**Description of the task:** The response should contain every record, reproduced exactly.
[[ Data records open ]]
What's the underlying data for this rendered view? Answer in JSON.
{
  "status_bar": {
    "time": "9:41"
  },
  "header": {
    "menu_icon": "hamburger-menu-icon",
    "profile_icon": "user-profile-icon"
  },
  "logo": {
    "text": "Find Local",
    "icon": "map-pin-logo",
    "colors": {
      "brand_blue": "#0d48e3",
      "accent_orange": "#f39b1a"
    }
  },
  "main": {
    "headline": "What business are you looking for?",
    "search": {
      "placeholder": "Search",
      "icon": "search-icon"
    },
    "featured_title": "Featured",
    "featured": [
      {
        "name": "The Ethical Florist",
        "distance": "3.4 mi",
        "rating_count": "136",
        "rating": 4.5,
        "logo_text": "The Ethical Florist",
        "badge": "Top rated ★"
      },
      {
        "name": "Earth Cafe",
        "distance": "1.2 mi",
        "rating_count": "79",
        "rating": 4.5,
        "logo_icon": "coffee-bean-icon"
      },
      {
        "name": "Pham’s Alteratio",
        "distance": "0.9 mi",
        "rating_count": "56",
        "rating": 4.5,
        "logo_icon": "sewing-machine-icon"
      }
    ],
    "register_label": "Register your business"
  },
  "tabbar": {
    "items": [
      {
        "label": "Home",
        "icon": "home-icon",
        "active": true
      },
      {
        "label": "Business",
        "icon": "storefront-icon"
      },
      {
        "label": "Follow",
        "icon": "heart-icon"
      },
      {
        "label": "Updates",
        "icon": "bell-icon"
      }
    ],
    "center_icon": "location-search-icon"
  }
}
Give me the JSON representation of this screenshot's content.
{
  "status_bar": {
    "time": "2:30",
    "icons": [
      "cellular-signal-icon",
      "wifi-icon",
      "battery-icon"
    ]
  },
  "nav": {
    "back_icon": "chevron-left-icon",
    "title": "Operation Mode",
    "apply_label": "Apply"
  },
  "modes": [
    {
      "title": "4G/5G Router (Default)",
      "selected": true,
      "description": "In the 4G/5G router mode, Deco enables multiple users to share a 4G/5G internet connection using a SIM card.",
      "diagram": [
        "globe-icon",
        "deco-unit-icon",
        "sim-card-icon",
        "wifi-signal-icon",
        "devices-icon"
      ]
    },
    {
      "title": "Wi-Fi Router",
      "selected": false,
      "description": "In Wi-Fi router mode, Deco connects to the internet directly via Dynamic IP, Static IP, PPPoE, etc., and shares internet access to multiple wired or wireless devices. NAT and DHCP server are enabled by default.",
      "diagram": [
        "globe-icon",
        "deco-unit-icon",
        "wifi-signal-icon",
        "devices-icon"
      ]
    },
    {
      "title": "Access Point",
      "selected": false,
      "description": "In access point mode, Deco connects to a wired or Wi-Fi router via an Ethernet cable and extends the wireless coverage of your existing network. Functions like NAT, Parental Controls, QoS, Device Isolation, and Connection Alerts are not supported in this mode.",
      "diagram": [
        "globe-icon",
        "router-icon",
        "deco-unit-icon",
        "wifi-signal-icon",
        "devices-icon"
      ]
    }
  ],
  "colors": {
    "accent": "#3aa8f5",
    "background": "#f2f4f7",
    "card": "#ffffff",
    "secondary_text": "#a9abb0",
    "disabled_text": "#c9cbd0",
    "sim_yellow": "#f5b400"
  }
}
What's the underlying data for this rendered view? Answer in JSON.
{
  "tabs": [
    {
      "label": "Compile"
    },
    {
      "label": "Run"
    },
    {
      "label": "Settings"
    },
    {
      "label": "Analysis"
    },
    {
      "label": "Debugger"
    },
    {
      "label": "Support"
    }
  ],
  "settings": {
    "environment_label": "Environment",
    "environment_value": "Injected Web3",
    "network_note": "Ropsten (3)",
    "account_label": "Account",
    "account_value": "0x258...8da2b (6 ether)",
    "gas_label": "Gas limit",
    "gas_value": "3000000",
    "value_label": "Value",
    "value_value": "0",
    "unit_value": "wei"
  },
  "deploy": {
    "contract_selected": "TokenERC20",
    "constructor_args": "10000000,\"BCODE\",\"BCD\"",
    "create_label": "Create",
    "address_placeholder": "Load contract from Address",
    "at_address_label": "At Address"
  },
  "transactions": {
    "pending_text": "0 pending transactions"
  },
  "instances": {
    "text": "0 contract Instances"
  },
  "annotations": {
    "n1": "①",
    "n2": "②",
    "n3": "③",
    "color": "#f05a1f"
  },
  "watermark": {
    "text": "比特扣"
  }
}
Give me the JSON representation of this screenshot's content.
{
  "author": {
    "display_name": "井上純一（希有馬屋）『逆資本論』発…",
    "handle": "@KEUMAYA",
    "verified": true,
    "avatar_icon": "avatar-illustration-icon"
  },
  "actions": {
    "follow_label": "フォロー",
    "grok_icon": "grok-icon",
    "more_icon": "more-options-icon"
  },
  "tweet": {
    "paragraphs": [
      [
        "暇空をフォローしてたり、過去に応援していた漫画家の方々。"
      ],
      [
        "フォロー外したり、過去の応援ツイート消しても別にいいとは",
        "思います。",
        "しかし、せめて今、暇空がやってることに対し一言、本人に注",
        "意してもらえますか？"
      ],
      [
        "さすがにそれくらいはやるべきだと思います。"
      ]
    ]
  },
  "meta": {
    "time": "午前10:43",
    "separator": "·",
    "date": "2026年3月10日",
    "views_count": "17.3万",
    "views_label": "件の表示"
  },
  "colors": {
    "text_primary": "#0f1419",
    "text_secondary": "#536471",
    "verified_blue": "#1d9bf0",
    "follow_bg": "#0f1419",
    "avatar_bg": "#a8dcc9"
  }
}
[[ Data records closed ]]
**Reply to the exercise:**
What's the underlying data for this rendered view? Answer in JSON.
{
  "status_bar": {
    "time": "9:41"
  },
  "header": {
    "menu_icon": "hamburger-menu-icon",
    "profile_icon": "user-profile-icon"
  },
  "logo": {
    "text": "Find Local",
    "icon": "map-pin-logo",
    "colors": {
      "brand_blue": "#0d48e3",
      "accent_orange": "#f39b1a"
    }
  },
  "main": {
    "headline": "What business are you looking for?",
    "search": {
      "placeholder": "Search",
      "icon": "search-icon"
    },
    "featured_title": "Featured",
    "featured": [
      {
        "name": "The Ethical Florist",
        "distance": "3.4 mi",
        "rating_count": "136",
        "rating": 4.5,
        "logo_text": "The Ethical Florist",
        "badge": "Top rated ★"
      },
      {
        "name": "Earth Cafe",
        "distance": "1.2 mi",
        "rating_count": "79",
        "rating": 4.5,
        "logo_icon": "coffee-bean-icon"
      },
      {
        "name": "Pham’s Alteratio",
        "distance": "0.9 mi",
        "rating_count": "56",
        "rating": 4.5,
        "logo_icon": "sewing-machine-icon"
      }
    ],
    "register_label": "Register your business"
  },
  "tabbar": {
    "items": [
      {
        "label": "Home",
        "icon": "home-icon",
        "active": true
      },
      {
        "label": "Business",
        "icon": "storefront-icon"
      },
      {
        "label": "Follow",
        "icon": "heart-icon"
      },
      {
        "label": "Updates",
        "icon": "bell-icon"
      }
    ],
    "center_icon": "location-search-icon"
  }
}
Give me the JSON representation of this screenshot's content.
{
  "status_bar": {
    "time": "2:30",
    "icons": [
      "cellular-signal-icon",
      "wifi-icon",
      "battery-icon"
    ]
  },
  "nav": {
    "back_icon": "chevron-left-icon",
    "title": "Operation Mode",
    "apply_label": "Apply"
  },
  "modes": [
    {
      "title": "4G/5G Router (Default)",
      "selected": true,
      "description": "In the 4G/5G router mode, Deco enables multiple users to share a 4G/5G internet connection using a SIM card.",
      "diagram": [
        "globe-icon",
        "deco-unit-icon",
        "sim-card-icon",
        "wifi-signal-icon",
        "devices-icon"
      ]
    },
    {
      "title": "Wi-Fi Router",
      "selected": false,
      "description": "In Wi-Fi router mode, Deco connects to the internet directly via Dynamic IP, Static IP, PPPoE, etc., and shares internet access to multiple wired or wireless devices. NAT and DHCP server are enabled by default.",
      "diagram": [
        "globe-icon",
        "deco-unit-icon",
        "wifi-signal-icon",
        "devices-icon"
      ]
    },
    {
      "title": "Access Point",
      "selected": false,
      "description": "In access point mode, Deco connects to a wired or Wi-Fi router via an Ethernet cable and extends the wireless coverage of your existing network. Functions like NAT, Parental Controls, QoS, Device Isolation, and Connection Alerts are not supported in this mode.",
      "diagram": [
        "globe-icon",
        "router-icon",
        "deco-unit-icon",
        "wifi-signal-icon",
        "devices-icon"
      ]
    }
  ],
  "colors": {
    "accent": "#3aa8f5",
    "background": "#f2f4f7",
    "card": "#ffffff",
    "secondary_text": "#a9abb0",
    "disabled_text": "#c9cbd0",
    "sim_yellow": "#f5b400"
  }
}
What's the underlying data for this rendered view? Answer in JSON.
{
  "tabs": [
    {
      "label": "Compile"
    },
    {
      "label": "Run"
    },
    {
      "label": "Settings"
    },
    {
      "label": "Analysis"
    },
    {
      "label": "Debugger"
    },
    {
      "label": "Support"
    }
  ],
  "settings": {
    "environment_label": "Environment",
    "environment_value": "Injected Web3",
    "network_note": "Ropsten (3)",
    "account_label": "Account",
    "account_value": "0x258...8da2b (6 ether)",
    "gas_label": "Gas limit",
    "gas_value": "3000000",
    "value_label": "Value",
    "value_value": "0",
    "unit_value": "wei"
  },
  "deploy": {
    "contract_selected": "TokenERC20",
    "constructor_args": "10000000,\"BCODE\",\"BCD\"",
    "create_label": "Create",
    "address_placeholder": "Load contract from Address",
    "at_address_label": "At Address"
  },
  "transactions": {
    "pending_text": "0 pending transactions"
  },
  "instances": {
    "text": "0 contract Instances"
  },
  "annotations": {
    "n1": "①",
    "n2": "②",
    "n3": "③",
    "color": "#f05a1f"
  },
  "watermark": {
    "text": "比特扣"
  }
}
Give me the JSON representation of this screenshot's content.
{
  "author": {
    "display_name": "井上純一（希有馬屋）『逆資本論』発…",
    "handle": "@KEUMAYA",
    "verified": true,
    "avatar_icon": "avatar-illustration-icon"
  },
  "actions": {
    "follow_label": "フォロー",
    "grok_icon": "grok-icon",
    "more_icon": "more-options-icon"
  },
  "tweet": {
    "paragraphs": [
      [
        "暇空をフォローしてたり、過去に応援していた漫画家の方々。"
      ],
      [
        "フォロー外したり、過去の応援ツイート消しても別にいいとは",
        "思います。",
        "しかし、せめて今、暇空がやってることに対し一言、本人に注",
        "意してもらえますか？"
      ],
      [
        "さすがにそれくらいはやるべきだと思います。"
      ]
    ]
  },
  "meta": {
    "time": "午前10:43",
    "separator": "·",
    "date": "2026年3月10日",
    "views_count": "17.3万",
    "views_label": "件の表示"
  },
  "colors": {
    "text_primary": "#0f1419",
    "text_secondary": "#536471",
    "verified_blue": "#1d9bf0",
    "follow_bg": "#0f1419",
    "avatar_bg": "#a8dcc9"
  }
}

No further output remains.